While the process of designing and manufacturing a microprocessor is extremely complex, the components are rather simple. In the most elemental terms, microprocessors are composed of silicon, quartz, metals, chemicals, and water.


Lesson 6: Building Skyscrapers on a Wafer

Ever hold a 20-story building in the palm of your hand? That’s what it’s like holding a dime-sized microprocessor with millions of transistors.

You may be surprised to learn that a single microprocessor is like a miniature skyscraper. A skyscraper has many floors and stairways that connect the floors. Similarly, microprocessors are made of many layers with stairway-like circuits between them. Hundreds of these “skyscrapers” can be produced on a silicon wafer at a time.

See a wafer up close


From start to finish, a microprocessor takes about two months to produce. Fabrication begins with a very thin slice of silicon. Over 300 manufacturing steps later, this silicon wafer holds hundreds of microprocessors. If you could enlarge the wafer to the size of a swimming pool, the surface would look like a miniature city.

Now think small, and ask yourself this: How are such tiny circuits put in such a small chip? Good question! No mechanical object or pen could lay down such incredibly microscopic wires. Instead, the pathways for the current are created by using solvents to remove channels of material. These microscopic channels are then etched with chemicals and implanted with electrons to make them conduct electricity.


Explore a Microprocessor

This activity lets you select and view sections of a chip at a fixed magnification. Imagine you are putting a microprocessor on a microscope slide and moving it around the lens.

Once you’ve started the lesson, choose Select. Then, use your pointer to grab and drag the white circle to the part of the chip you want to view. Use the Focus, Intensity, and Zoom controls to perfect your image.

As you examine the processor, think about how different areas of the chip handle various tasks. Can you tell what each particular area of the chip does—fetch, decode, or execute?

Unless you are a chip designer, it would be hard to guess. Today’s advanced microprocessors with their multiple layers and millions of transistors are too complex.

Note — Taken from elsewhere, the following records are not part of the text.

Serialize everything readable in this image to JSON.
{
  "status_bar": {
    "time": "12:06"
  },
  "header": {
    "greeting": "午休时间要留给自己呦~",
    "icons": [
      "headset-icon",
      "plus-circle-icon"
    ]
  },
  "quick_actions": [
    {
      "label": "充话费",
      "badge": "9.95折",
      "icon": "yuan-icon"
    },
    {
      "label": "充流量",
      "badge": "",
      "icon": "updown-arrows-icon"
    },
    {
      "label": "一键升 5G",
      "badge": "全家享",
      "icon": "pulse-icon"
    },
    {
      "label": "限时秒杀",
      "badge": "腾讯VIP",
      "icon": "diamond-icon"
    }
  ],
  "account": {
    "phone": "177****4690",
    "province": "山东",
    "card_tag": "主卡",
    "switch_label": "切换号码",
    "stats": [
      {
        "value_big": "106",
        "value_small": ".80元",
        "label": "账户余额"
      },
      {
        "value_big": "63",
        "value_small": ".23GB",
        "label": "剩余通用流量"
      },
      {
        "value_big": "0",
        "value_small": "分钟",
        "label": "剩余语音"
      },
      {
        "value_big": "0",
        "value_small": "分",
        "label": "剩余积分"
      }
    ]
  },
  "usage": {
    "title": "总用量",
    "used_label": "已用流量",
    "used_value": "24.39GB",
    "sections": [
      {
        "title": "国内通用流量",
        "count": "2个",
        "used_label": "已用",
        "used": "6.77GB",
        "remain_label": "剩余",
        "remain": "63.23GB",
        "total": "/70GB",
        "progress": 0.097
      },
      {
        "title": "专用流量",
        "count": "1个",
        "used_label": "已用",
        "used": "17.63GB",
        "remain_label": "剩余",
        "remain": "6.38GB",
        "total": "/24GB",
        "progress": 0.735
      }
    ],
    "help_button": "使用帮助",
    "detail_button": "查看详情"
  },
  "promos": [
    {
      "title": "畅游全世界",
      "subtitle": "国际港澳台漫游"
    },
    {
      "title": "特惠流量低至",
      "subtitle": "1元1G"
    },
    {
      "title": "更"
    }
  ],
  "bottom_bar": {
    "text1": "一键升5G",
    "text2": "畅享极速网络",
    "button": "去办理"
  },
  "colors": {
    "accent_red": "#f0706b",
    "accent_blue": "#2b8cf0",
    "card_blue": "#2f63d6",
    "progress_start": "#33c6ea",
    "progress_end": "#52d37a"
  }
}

What conclusion can you make? There is incredible processing power for all three tasks in something smaller than your fingernail.

Exploring Chip Layers

Chips may look flat, but they can have as many as 20 layers. Each layer is full of tiny pathways that make up the circuits and transistors of the chip. There are also microscopic connections running between each layer.

This activity lets you move between the several layers of a chip by focusing on various depths. Use the Focus Depth control to change the layer visible through the microscope.